Fire officials are pushing for changes in county regulation that would require the residential systems.
Currently unincorporated areas of the county lack fire hydrants and current codes don't require fire hydrants in subdivisions with five or fewer lots, said Craig Humphreys deputy chief and fire marshal for the Cache County Fire District. "Sometimes well have 30 or 40 homes and no fire hydrants," he said.
Another firefighting challenge: many new homes are built with plastic-based materials which burn faster and hotter. "We're behind the eight ball from the beginning," Humphreys said.
Residential fire caused nearly $7 billion in property damage nationwide in 2005, according to data from the U.S. Department of Health and Human Services. That same year, more than 3,000 lives were lost in 400,000 house fires. Four of those deaths were in Cache County.

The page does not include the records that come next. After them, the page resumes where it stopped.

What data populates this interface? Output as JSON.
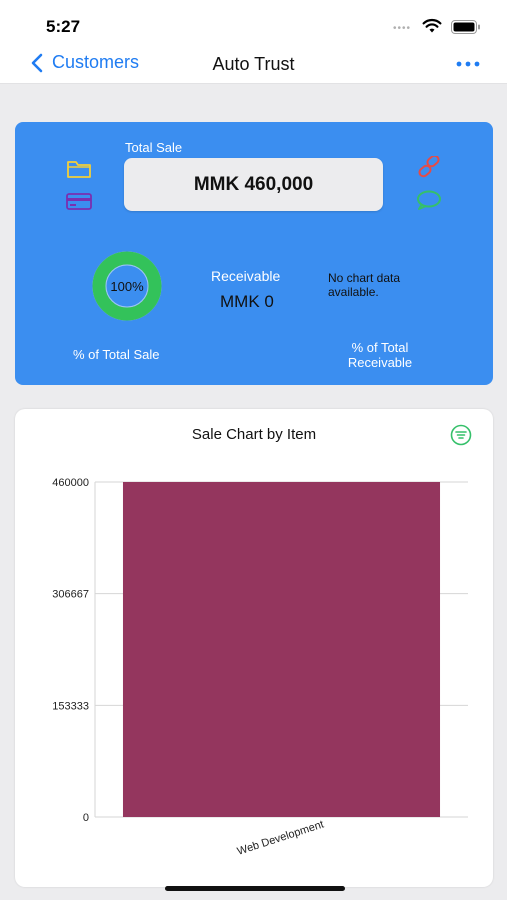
{
  "status_bar": {
    "time": "5:27"
  },
  "nav": {
    "back_label": "Customers",
    "title": "Auto Trust"
  },
  "summary": {
    "total_sale_label": "Total Sale",
    "total_sale_value": "MMK 460,000",
    "donut_label": "100%",
    "donut_fraction": 1.0,
    "receivable_label": "Receivable",
    "receivable_value": "MMK 0",
    "no_chart_data": "No chart data available.",
    "pct_total_sale_label": "% of Total Sale",
    "pct_total_receivable_label": "% of Total Receivable",
    "colors": {
      "card": "#3b8ef0",
      "donut": "#33c25a"
    },
    "icons": [
      "folder-icon",
      "credit-card-icon",
      "link-icon",
      "chat-bubble-icon"
    ]
  },
  "chart_data": {
    "type": "bar",
    "title": "Sale Chart by Item",
    "categories": [
      "Web Development"
    ],
    "values": [
      460000
    ],
    "ylim": [
      0,
      460000
    ],
    "yticks": [
      "460000",
      "306667",
      "153333",
      "0"
    ],
    "ytick_values": [
      460000,
      306667,
      153333,
      0
    ],
    "bar_color": "#94365e",
    "grid": true
  }
}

Residential sprinklers were factors in reducing injury and damage at least twice in the past year, county officials said.
Homeowner and developers, however, are concerned about the cost of adding sprinkler systems to homes. Humphreys said it's worth the cost. Repairing a fire damaged room costs less than $2,000, he said. "Without sprinklers, it might be $20,000 to $30,000 if it's not a total loss."
Information from: The Herald Journal
(Copyright 2007 by The Associated Press. All Rights Reserved.)